It's becoming depressingly familiar: Bankers joke openly in emails about a toxic investment they're creating. Bankers sell said toxic investment to clients while betting against it. Everybody loses money, nobody goes to jail. Rinse, repeat, crash the economy.

The latest round of emails was produced in a lawsuit by a Chinese bank suing Morgan Stanley over a $500 million subprime-mortgage collateralized debt obligation the bank created and marketed as "Stack 2006-1." ProPublica's Jesse Eisinger writes that documents in the case show Morgan Stanley bankers had very different ideas about what it should be called.

Those names, according to internal emails from early 2007 unearthed in the case, included "Shitbag," "Nuclear Holocaust," "Subprime Meltdown" and "Mike Tyson's Punchout."
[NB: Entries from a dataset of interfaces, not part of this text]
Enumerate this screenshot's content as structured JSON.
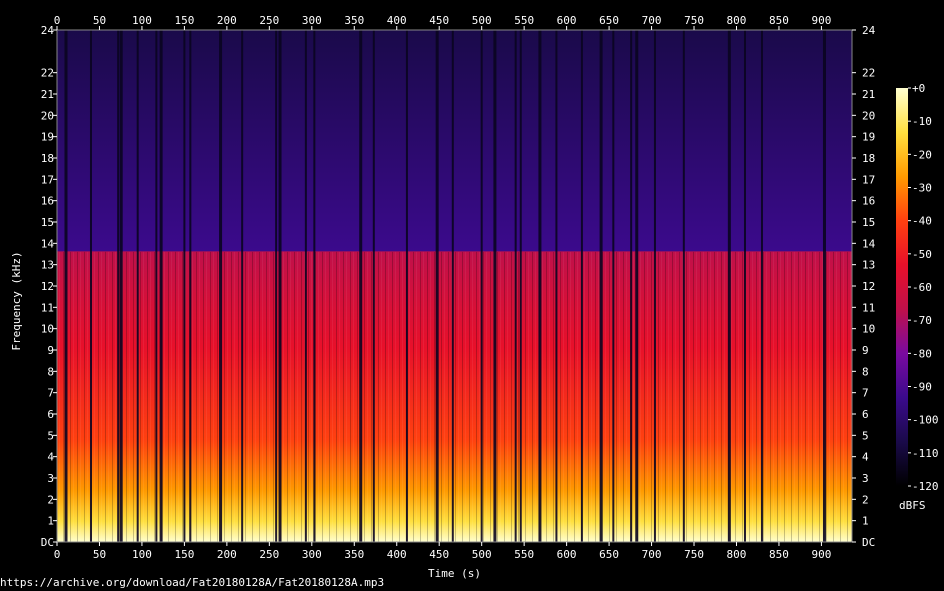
{
  "source_url": "https://archive.org/download/Fat20180128A/Fat20180128A.mp3",
  "chart_data": {
    "type": "heatmap",
    "subtype": "spectrogram",
    "xlabel": "Time (s)",
    "ylabel": "Frequency (kHz)",
    "xlim": [
      0,
      936
    ],
    "ylim": [
      0,
      24
    ],
    "x_ticks": [
      "0",
      "50",
      "100",
      "150",
      "200",
      "250",
      "300",
      "350",
      "400",
      "450",
      "500",
      "550",
      "600",
      "650",
      "700",
      "750",
      "800",
      "850",
      "900"
    ],
    "y_ticks": [
      "DC",
      "1",
      "2",
      "3",
      "4",
      "5",
      "6",
      "7",
      "8",
      "9",
      "10",
      "11",
      "12",
      "13",
      "14",
      "15",
      "16",
      "17",
      "18",
      "19",
      "20",
      "21",
      "22",
      "24"
    ],
    "y_tick_values": [
      0,
      1,
      2,
      3,
      4,
      5,
      6,
      7,
      8,
      9,
      10,
      11,
      12,
      13,
      14,
      15,
      16,
      17,
      18,
      19,
      20,
      21,
      22,
      24
    ],
    "lowpass_cutoff_khz": 13.6,
    "silence_gaps_s": [
      10,
      40,
      72,
      75,
      95,
      117,
      122,
      150,
      157,
      192,
      218,
      258,
      262,
      293,
      303,
      357,
      373,
      412,
      447,
      466,
      500,
      515,
      540,
      546,
      568,
      588,
      618,
      640,
      655,
      676,
      682,
      704,
      738,
      791,
      810,
      830,
      903
    ],
    "colorbar": {
      "unit": "dBFS",
      "range": [
        -120,
        0
      ],
      "ticks": [
        "+0",
        "-10",
        "-20",
        "-30",
        "-40",
        "-50",
        "-60",
        "-70",
        "-80",
        "-90",
        "-100",
        "-110",
        "-120"
      ],
      "tick_values": [
        0,
        -10,
        -20,
        -30,
        -40,
        -50,
        -60,
        -70,
        -80,
        -90,
        -100,
        -110,
        -120
      ]
    },
    "grid": false,
    "colormap": [
      "#000000",
      "#1a0a4a",
      "#3b0a8c",
      "#7a0aa0",
      "#c0104a",
      "#e8102a",
      "#ff4010",
      "#ff9a00",
      "#ffe040",
      "#ffffd0"
    ]
  }
}
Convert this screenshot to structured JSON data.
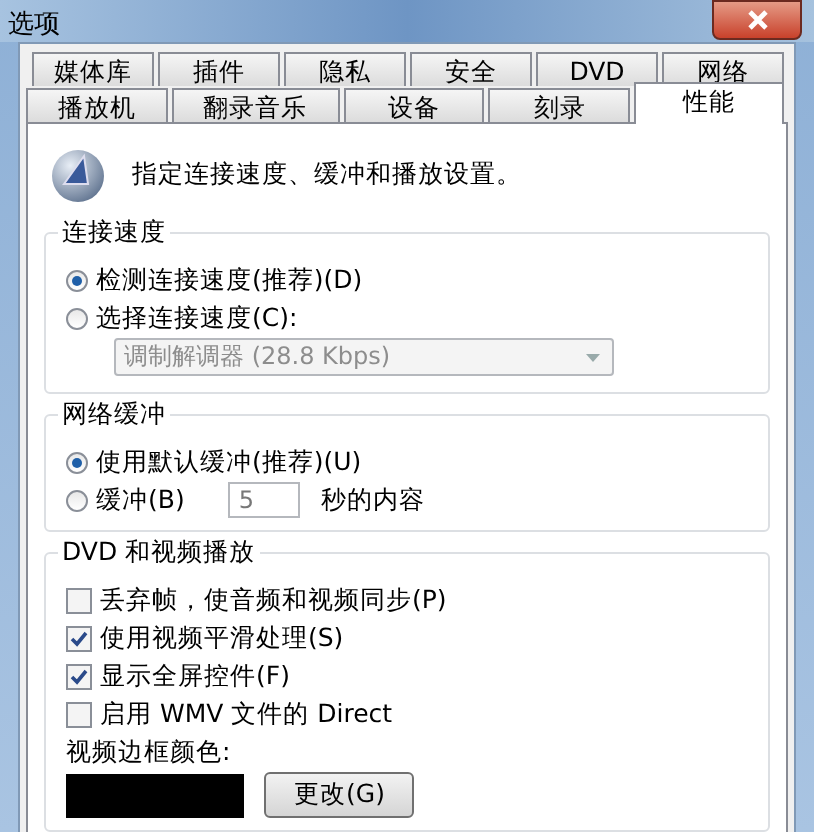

The bankers were clearly kidding. They floated some nice names, too, before settling on "Stack." More troubling is what the rest of the documents show, according to Eisinger: Morgan Stanley was stacking its shitbags of subprime garbage high while knowing full well that the whole thing was sure to topple and make a huge mess:

People across the bank understood that the American housing market was in trouble. They took advantage of that knowledge to create and then bet against securities and then also to unload garbage investments on unsuspecting buyers.

So why aren't any of these people in jail? For one thing, they have a fairly sturdy defense. Morgan Stanley says the Chinese bank and other investors were big boys in the big leagues and should have known what they were buying. The bank says it warned investors in offering documents that they might bet against the CDOs they were creating. And Morgan Stanley also points out that it owned a chunk of Stack and lost money on it. It also lost money when it got caught holding too many subprime shitbags when the crisis erupted.

U.S. officials have been spooked enough by these defenses to stay far, far away from criminal charges in any of these cases, as a "Frontline" documentary Tuesday night showed again in depressing detail.

In order to prove that these bankers committed fraud, prosecutors would have to prove criminal intent. Apparently the many documents that have turned up already -- in this case and in the case of the Goldman Sachs ABACUS CDO and the various lawsuits against Bear Stearns for creating CDOs its bankers described in emails as "dog" and "shit breather" and "sack of shit" -- are not enough to prove criminal intent.

But at the same time, as Frontline reporter Martin Smith noted in an online chat today, many of the whistleblowers Frontline contacted had not been approached by the government for years, suggesting it was not exactly eager to bring charges.

So for now we will have to be satisfied with the pile of civil lawsuits mounting against the banks, which occasionally turn up email troves like this Chinese bank's suit did. We can hope that some shred of this evidence will be enough to send somebody to jail, because the civil fines and settlements are hardly the cost of doing business for these banks -- they are certainly not a deterrent against future malfeasance. If they were, then bank shares would not have soared last year, beating every other industry in the market.

But we probably shouldn't hold our breath. Except when we get close to these shitbags.